EXCERPTED RECORDS:

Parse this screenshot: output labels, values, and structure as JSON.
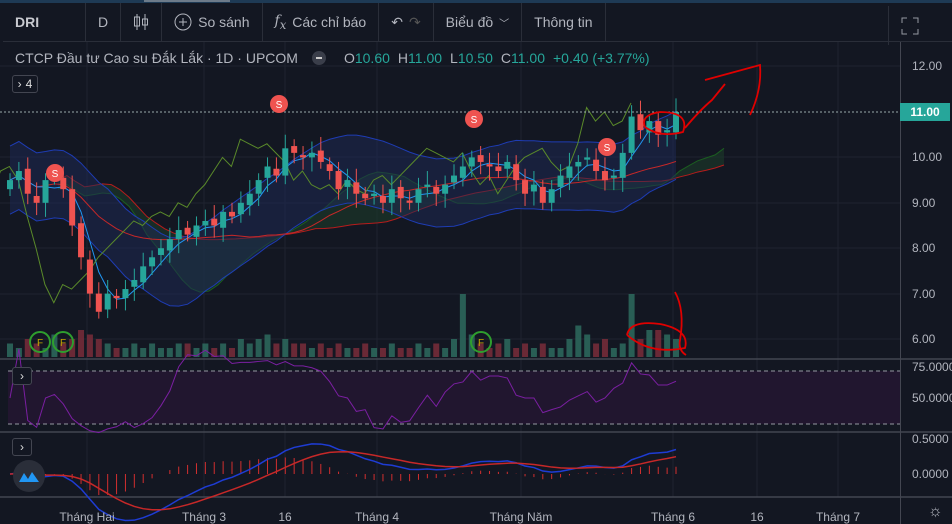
{
  "toolbar": {
    "symbol": "DRI",
    "interval": "D",
    "compare": "So sánh",
    "indicators": "Các chỉ báo",
    "chart_menu": "Biểu đồ",
    "info": "Thông tin"
  },
  "legend": {
    "title": "CTCP Đầu tư Cao su Đắk Lắk · 1D · UPCOM",
    "o_label": "O",
    "o": "10.60",
    "h_label": "H",
    "h": "11.00",
    "l_label": "L",
    "l": "10.50",
    "c_label": "C",
    "c": "11.00",
    "change": "+0.40 (+3.77%)"
  },
  "collapsed_count": "4",
  "price_axis": {
    "labels": [
      "12.00",
      "10.00",
      "9.00",
      "8.00",
      "7.00",
      "6.00"
    ],
    "current": "11.00"
  },
  "rsi_axis": [
    "75.0000",
    "50.0000"
  ],
  "macd_axis": [
    "0.5000",
    "0.0000"
  ],
  "time_axis": [
    "Tháng Hai",
    "Tháng 3",
    "16",
    "Tháng 4",
    "Tháng Năm",
    "Tháng 6",
    "16",
    "Tháng 7"
  ],
  "signals": {
    "sell": "S",
    "buy": "F"
  },
  "colors": {
    "up": "#26a69a",
    "down": "#ef5350",
    "bg": "#131722",
    "annotation": "#e00000"
  },
  "chart_data": {
    "type": "candlestick",
    "closes": [
      9.5,
      9.7,
      9.2,
      9.0,
      9.5,
      9.6,
      9.3,
      8.5,
      7.8,
      7.0,
      6.6,
      7.0,
      6.9,
      7.1,
      7.3,
      7.6,
      7.8,
      8.0,
      8.2,
      8.4,
      8.3,
      8.5,
      8.6,
      8.5,
      8.8,
      8.7,
      9.0,
      9.2,
      9.5,
      9.8,
      9.6,
      10.2,
      10.1,
      10.0,
      10.1,
      9.9,
      9.7,
      9.3,
      9.5,
      9.2,
      9.1,
      9.2,
      9.0,
      9.3,
      9.1,
      9.0,
      9.3,
      9.4,
      9.2,
      9.4,
      9.6,
      9.8,
      10.0,
      9.9,
      9.8,
      9.7,
      9.9,
      9.5,
      9.2,
      9.4,
      9.0,
      9.3,
      9.6,
      9.8,
      9.9,
      10.0,
      9.7,
      9.5,
      9.6,
      10.1,
      10.9,
      10.6,
      10.8,
      10.5,
      10.6,
      11.0
    ],
    "volumes": [
      3,
      2,
      4,
      3,
      2,
      5,
      3,
      4,
      6,
      5,
      4,
      3,
      2,
      2,
      3,
      2,
      3,
      2,
      2,
      3,
      3,
      2,
      3,
      2,
      3,
      2,
      4,
      3,
      4,
      5,
      3,
      4,
      3,
      3,
      2,
      3,
      2,
      3,
      2,
      2,
      3,
      2,
      2,
      3,
      2,
      2,
      3,
      2,
      3,
      2,
      4,
      14,
      5,
      3,
      2,
      3,
      4,
      2,
      3,
      2,
      3,
      2,
      2,
      4,
      7,
      5,
      3,
      4,
      2,
      3,
      14,
      4,
      6,
      6,
      5,
      4
    ]
  }
}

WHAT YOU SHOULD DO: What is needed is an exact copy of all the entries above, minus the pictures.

WRITTEN ANSWER:
Parse this screenshot: output labels, values, and structure as JSON.
{
  "toolbar": {
    "symbol": "DRI",
    "interval": "D",
    "compare": "So sánh",
    "indicators": "Các chỉ báo",
    "chart_menu": "Biểu đồ",
    "info": "Thông tin"
  },
  "legend": {
    "title": "CTCP Đầu tư Cao su Đắk Lắk · 1D · UPCOM",
    "o_label": "O",
    "o": "10.60",
    "h_label": "H",
    "h": "11.00",
    "l_label": "L",
    "l": "10.50",
    "c_label": "C",
    "c": "11.00",
    "change": "+0.40 (+3.77%)"
  },
  "collapsed_count": "4",
  "price_axis": {
    "labels": [
      "12.00",
      "10.00",
      "9.00",
      "8.00",
      "7.00",
      "6.00"
    ],
    "current": "11.00"
  },
  "rsi_axis": [
    "75.0000",
    "50.0000"
  ],
  "macd_axis": [
    "0.5000",
    "0.0000"
  ],
  "time_axis": [
    "Tháng Hai",
    "Tháng 3",
    "16",
    "Tháng 4",
    "Tháng Năm",
    "Tháng 6",
    "16",
    "Tháng 7"
  ],
  "signals": {
    "sell": "S",
    "buy": "F"
  },
  "colors": {
    "up": "#26a69a",
    "down": "#ef5350",
    "bg": "#131722",
    "annotation": "#e00000"
  },
  "chart_data": {
    "type": "candlestick",
    "closes": [
      9.5,
      9.7,
      9.2,
      9.0,
      9.5,
      9.6,
      9.3,
      8.5,
      7.8,
      7.0,
      6.6,
      7.0,
      6.9,
      7.1,
      7.3,
      7.6,
      7.8,
      8.0,
      8.2,
      8.4,
      8.3,
      8.5,
      8.6,
      8.5,
      8.8,
      8.7,
      9.0,
      9.2,
      9.5,
      9.8,
      9.6,
      10.2,
      10.1,
      10.0,
      10.1,
      9.9,
      9.7,
      9.3,
      9.5,
      9.2,
      9.1,
      9.2,
      9.0,
      9.3,
      9.1,
      9.0,
      9.3,
      9.4,
      9.2,
      9.4,
      9.6,
      9.8,
      10.0,
      9.9,
      9.8,
      9.7,
      9.9,
      9.5,
      9.2,
      9.4,
      9.0,
      9.3,
      9.6,
      9.8,
      9.9,
      10.0,
      9.7,
      9.5,
      9.6,
      10.1,
      10.9,
      10.6,
      10.8,
      10.5,
      10.6,
      11.0
    ],
    "volumes": [
      3,
      2,
      4,
      3,
      2,
      5,
      3,
      4,
      6,
      5,
      4,
      3,
      2,
      2,
      3,
      2,
      3,
      2,
      2,
      3,
      3,
      2,
      3,
      2,
      3,
      2,
      4,
      3,
      4,
      5,
      3,
      4,
      3,
      3,
      2,
      3,
      2,
      3,
      2,
      2,
      3,
      2,
      2,
      3,
      2,
      2,
      3,
      2,
      3,
      2,
      4,
      14,
      5,
      3,
      2,
      3,
      4,
      2,
      3,
      2,
      3,
      2,
      2,
      4,
      7,
      5,
      3,
      4,
      2,
      3,
      14,
      4,
      6,
      6,
      5,
      4
    ]
  }
}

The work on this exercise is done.